* [Exercise prompt]: Retype the records exactly, with nothing added or dropped.

(Web page and app entries)
[Start of Attachment]
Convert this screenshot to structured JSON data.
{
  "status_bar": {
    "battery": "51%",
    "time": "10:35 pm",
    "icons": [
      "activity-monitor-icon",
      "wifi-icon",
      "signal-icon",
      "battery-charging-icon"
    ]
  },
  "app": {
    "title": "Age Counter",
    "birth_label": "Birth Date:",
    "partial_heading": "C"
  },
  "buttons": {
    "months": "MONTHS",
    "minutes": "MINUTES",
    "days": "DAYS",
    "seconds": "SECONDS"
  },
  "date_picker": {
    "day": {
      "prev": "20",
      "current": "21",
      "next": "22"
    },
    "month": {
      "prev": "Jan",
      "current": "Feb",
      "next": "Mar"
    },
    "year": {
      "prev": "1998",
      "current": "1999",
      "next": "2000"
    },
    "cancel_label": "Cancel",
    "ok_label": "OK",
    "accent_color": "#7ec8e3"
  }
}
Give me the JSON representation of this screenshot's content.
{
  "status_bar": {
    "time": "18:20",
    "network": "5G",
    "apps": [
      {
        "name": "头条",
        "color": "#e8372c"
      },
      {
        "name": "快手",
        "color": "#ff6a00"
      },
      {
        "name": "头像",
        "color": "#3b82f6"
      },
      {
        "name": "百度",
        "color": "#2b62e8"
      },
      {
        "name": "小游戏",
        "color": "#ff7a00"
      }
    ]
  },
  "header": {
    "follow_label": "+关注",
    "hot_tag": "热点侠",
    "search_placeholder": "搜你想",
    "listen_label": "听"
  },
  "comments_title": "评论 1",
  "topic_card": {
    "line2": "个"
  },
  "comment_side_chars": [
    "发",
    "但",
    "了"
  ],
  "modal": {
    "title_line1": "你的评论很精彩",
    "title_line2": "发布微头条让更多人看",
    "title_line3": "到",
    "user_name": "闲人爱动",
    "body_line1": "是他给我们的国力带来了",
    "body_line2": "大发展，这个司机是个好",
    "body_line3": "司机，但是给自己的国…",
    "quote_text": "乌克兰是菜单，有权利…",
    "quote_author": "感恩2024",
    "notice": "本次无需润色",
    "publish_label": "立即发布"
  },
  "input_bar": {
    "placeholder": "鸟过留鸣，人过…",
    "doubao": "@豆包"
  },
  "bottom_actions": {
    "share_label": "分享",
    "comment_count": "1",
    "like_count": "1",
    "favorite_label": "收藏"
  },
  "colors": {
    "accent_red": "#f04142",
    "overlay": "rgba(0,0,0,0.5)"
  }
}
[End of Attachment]
* [Written solution]:
Convert this screenshot to structured JSON data.
{
  "status_bar": {
    "battery": "51%",
    "time": "10:35 pm",
    "icons": [
      "activity-monitor-icon",
      "wifi-icon",
      "signal-icon",
      "battery-charging-icon"
    ]
  },
  "app": {
    "title": "Age Counter",
    "birth_label": "Birth Date:",
    "partial_heading": "C"
  },
  "buttons": {
    "months": "MONTHS",
    "minutes": "MINUTES",
    "days": "DAYS",
    "seconds": "SECONDS"
  },
  "date_picker": {
    "day": {
      "prev": "20",
      "current": "21",
      "next": "22"
    },
    "month": {
      "prev": "Jan",
      "current": "Feb",
      "next": "Mar"
    },
    "year": {
      "prev": "1998",
      "current": "1999",
      "next": "2000"
    },
    "cancel_label": "Cancel",
    "ok_label": "OK",
    "accent_color": "#7ec8e3"
  }
}
Give me the JSON representation of this screenshot's content.
{
  "status_bar": {
    "time": "18:20",
    "network": "5G",
    "apps": [
      {
        "name": "头条",
        "color": "#e8372c"
      },
      {
        "name": "快手",
        "color": "#ff6a00"
      },
      {
        "name": "头像",
        "color": "#3b82f6"
      },
      {
        "name": "百度",
        "color": "#2b62e8"
      },
      {
        "name": "小游戏",
        "color": "#ff7a00"
      }
    ]
  },
  "header": {
    "follow_label": "+关注",
    "hot_tag": "热点侠",
    "search_placeholder": "搜你想",
    "listen_label": "听"
  },
  "comments_title": "评论 1",
  "topic_card": {
    "line2": "个"
  },
  "comment_side_chars": [
    "发",
    "但",
    "了"
  ],
  "modal": {
    "title_line1": "你的评论很精彩",
    "title_line2": "发布微头条让更多人看",
    "title_line3": "到",
    "user_name": "闲人爱动",
    "body_line1": "是他给我们的国力带来了",
    "body_line2": "大发展，这个司机是个好",
    "body_line3": "司机，但是给自己的国…",
    "quote_text": "乌克兰是菜单，有权利…",
    "quote_author": "感恩2024",
    "notice": "本次无需润色",
    "publish_label": "立即发布"
  },
  "input_bar": {
    "placeholder": "鸟过留鸣，人过…",
    "doubao": "@豆包"
  },
  "bottom_actions": {
    "share_label": "分享",
    "comment_count": "1",
    "like_count": "1",
    "favorite_label": "收藏"
  },
  "colors": {
    "accent_red": "#f04142",
    "overlay": "rgba(0,0,0,0.5)"
  }
}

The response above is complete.